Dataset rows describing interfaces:
───
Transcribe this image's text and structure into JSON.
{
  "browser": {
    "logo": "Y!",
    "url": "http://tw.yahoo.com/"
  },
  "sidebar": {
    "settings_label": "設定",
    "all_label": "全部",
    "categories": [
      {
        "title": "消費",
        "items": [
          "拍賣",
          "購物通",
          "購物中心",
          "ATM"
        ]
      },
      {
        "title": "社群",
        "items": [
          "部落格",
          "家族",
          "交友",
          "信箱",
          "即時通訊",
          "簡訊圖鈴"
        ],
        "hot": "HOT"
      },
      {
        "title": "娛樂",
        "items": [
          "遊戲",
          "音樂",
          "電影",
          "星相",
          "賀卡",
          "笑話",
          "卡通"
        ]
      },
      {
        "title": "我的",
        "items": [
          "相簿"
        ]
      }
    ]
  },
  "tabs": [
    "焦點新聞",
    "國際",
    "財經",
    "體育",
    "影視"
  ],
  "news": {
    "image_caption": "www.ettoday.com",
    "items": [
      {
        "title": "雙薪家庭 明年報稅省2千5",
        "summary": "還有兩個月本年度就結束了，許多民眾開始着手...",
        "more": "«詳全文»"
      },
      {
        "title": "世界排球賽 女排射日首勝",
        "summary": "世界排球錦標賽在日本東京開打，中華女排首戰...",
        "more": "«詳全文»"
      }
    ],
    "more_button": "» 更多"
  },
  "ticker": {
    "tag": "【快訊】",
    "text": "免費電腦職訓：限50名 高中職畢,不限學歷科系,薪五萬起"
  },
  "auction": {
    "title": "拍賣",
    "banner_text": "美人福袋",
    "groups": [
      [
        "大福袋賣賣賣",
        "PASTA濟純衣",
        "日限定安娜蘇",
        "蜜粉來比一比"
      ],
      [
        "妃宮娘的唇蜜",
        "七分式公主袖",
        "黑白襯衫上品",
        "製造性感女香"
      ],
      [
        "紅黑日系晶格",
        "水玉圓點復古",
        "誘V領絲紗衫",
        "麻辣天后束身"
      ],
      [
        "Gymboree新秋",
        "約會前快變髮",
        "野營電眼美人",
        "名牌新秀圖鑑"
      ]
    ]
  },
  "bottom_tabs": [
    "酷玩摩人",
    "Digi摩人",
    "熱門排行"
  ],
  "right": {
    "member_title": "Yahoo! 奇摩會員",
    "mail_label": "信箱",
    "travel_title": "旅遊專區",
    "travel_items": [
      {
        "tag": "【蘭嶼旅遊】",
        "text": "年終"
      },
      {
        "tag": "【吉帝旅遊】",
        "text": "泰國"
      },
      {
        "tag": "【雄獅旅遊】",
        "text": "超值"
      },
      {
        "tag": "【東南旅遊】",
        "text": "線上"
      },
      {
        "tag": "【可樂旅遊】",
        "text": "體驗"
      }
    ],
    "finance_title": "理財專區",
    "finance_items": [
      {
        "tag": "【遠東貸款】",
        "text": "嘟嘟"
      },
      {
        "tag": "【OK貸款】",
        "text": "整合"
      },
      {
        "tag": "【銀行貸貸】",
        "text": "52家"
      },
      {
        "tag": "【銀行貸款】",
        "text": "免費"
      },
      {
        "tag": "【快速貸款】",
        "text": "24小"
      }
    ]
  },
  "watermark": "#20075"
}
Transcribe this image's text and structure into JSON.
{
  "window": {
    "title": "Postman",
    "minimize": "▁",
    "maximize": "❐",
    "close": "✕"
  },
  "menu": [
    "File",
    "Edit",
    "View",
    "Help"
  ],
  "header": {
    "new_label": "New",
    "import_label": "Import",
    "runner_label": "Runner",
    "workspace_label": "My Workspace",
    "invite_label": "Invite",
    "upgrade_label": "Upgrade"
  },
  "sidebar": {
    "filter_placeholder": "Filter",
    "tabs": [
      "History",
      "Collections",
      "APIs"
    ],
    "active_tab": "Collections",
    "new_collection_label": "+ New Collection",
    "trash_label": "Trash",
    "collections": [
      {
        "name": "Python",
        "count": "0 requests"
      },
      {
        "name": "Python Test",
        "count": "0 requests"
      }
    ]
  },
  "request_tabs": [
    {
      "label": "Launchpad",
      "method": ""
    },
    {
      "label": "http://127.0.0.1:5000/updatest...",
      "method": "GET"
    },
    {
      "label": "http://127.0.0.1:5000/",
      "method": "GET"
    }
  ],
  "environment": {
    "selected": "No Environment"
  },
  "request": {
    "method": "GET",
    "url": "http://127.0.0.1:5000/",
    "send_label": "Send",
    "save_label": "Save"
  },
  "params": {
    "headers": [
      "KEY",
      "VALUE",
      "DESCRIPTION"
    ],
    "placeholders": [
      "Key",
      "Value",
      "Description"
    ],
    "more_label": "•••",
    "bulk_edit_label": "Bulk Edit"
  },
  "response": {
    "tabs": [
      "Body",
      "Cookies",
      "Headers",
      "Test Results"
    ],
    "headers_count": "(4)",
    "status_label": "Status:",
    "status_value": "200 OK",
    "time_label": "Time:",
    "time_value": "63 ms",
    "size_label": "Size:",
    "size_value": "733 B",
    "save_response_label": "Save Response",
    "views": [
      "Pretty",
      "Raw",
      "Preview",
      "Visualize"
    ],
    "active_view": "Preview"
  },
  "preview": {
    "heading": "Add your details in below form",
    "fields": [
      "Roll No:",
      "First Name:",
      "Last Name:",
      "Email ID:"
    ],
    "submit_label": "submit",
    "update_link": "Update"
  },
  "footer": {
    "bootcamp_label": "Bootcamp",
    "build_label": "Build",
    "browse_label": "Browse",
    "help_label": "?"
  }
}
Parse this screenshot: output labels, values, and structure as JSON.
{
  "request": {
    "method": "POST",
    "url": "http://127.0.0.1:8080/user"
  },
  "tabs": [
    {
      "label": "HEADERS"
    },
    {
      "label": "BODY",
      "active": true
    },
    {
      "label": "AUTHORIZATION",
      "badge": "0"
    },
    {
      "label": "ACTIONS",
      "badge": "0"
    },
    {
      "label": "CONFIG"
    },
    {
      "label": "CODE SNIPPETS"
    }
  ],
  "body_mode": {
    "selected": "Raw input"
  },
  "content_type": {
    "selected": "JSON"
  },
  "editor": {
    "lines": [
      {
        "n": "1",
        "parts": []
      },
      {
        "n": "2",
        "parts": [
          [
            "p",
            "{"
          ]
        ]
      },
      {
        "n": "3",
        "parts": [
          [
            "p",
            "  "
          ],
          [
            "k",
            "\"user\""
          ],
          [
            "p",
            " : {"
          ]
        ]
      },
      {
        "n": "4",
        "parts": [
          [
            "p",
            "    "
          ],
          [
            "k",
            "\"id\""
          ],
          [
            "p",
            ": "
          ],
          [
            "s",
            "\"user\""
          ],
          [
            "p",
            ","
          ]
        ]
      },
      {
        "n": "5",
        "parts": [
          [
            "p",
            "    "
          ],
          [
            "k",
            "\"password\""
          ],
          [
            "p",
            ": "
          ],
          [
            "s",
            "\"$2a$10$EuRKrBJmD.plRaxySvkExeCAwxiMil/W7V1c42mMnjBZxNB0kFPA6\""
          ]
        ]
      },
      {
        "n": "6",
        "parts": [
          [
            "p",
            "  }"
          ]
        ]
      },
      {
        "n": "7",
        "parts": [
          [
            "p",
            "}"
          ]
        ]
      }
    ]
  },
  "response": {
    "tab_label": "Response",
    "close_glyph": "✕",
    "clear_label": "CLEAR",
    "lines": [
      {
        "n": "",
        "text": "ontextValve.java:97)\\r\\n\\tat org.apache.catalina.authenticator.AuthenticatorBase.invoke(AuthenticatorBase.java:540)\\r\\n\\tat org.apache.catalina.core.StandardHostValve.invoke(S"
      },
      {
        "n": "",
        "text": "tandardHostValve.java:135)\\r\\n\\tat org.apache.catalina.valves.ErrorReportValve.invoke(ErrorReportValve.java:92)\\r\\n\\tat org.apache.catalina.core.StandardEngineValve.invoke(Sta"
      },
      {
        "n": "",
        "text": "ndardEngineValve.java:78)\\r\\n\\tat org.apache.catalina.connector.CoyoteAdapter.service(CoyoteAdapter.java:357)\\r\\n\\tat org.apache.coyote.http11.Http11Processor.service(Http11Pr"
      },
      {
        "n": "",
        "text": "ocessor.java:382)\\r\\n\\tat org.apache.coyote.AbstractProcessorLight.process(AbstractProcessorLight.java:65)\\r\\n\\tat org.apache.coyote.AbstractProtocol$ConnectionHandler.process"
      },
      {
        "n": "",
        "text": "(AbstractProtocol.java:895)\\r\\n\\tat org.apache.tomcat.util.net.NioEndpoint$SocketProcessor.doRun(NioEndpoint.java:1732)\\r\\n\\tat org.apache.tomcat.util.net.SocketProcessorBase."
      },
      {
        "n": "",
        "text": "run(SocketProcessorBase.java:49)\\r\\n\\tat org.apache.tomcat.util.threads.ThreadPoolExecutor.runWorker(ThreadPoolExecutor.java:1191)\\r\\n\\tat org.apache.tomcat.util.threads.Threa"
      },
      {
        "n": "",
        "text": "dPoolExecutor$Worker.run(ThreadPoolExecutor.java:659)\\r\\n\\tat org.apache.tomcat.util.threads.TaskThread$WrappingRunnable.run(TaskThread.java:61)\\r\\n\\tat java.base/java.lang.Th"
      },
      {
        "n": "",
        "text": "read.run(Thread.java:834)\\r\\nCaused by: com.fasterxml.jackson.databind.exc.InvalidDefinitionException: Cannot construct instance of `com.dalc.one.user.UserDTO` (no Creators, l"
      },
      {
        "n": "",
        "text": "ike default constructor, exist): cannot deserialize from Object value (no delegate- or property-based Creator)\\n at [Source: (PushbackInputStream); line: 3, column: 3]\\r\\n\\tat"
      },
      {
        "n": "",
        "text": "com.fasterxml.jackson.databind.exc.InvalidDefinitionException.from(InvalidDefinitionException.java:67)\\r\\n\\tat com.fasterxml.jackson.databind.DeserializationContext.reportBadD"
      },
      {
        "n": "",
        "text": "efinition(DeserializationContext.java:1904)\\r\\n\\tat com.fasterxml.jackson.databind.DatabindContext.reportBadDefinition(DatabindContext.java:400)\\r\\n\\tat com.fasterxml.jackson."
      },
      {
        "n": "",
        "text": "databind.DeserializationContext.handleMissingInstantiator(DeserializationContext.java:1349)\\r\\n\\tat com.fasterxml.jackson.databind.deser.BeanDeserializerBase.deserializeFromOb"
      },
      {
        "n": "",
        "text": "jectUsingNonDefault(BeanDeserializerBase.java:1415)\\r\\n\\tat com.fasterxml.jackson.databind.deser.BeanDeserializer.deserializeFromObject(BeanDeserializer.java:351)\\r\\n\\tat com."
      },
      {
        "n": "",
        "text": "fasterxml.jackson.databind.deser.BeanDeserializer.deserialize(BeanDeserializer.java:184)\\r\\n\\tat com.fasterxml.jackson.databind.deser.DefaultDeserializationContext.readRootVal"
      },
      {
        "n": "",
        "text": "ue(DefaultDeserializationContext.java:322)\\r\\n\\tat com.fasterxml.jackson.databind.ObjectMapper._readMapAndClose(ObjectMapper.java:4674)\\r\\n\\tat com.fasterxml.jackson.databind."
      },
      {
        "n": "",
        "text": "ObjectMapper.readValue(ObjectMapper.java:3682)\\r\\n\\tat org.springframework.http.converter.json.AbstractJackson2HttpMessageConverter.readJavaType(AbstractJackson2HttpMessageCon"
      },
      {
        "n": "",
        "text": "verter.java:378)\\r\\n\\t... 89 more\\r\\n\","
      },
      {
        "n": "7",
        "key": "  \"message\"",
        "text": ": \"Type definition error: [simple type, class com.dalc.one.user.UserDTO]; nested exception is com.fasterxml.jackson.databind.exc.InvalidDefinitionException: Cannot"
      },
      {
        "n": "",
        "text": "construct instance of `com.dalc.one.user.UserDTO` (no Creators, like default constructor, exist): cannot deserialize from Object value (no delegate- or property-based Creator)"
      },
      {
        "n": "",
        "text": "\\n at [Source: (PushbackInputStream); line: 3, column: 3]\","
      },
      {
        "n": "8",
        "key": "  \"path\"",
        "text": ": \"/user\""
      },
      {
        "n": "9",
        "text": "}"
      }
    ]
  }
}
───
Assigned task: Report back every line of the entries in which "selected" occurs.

Reply:
    "selected": "No Environment"
    "selected": "Raw input"
    "selected": "JSON"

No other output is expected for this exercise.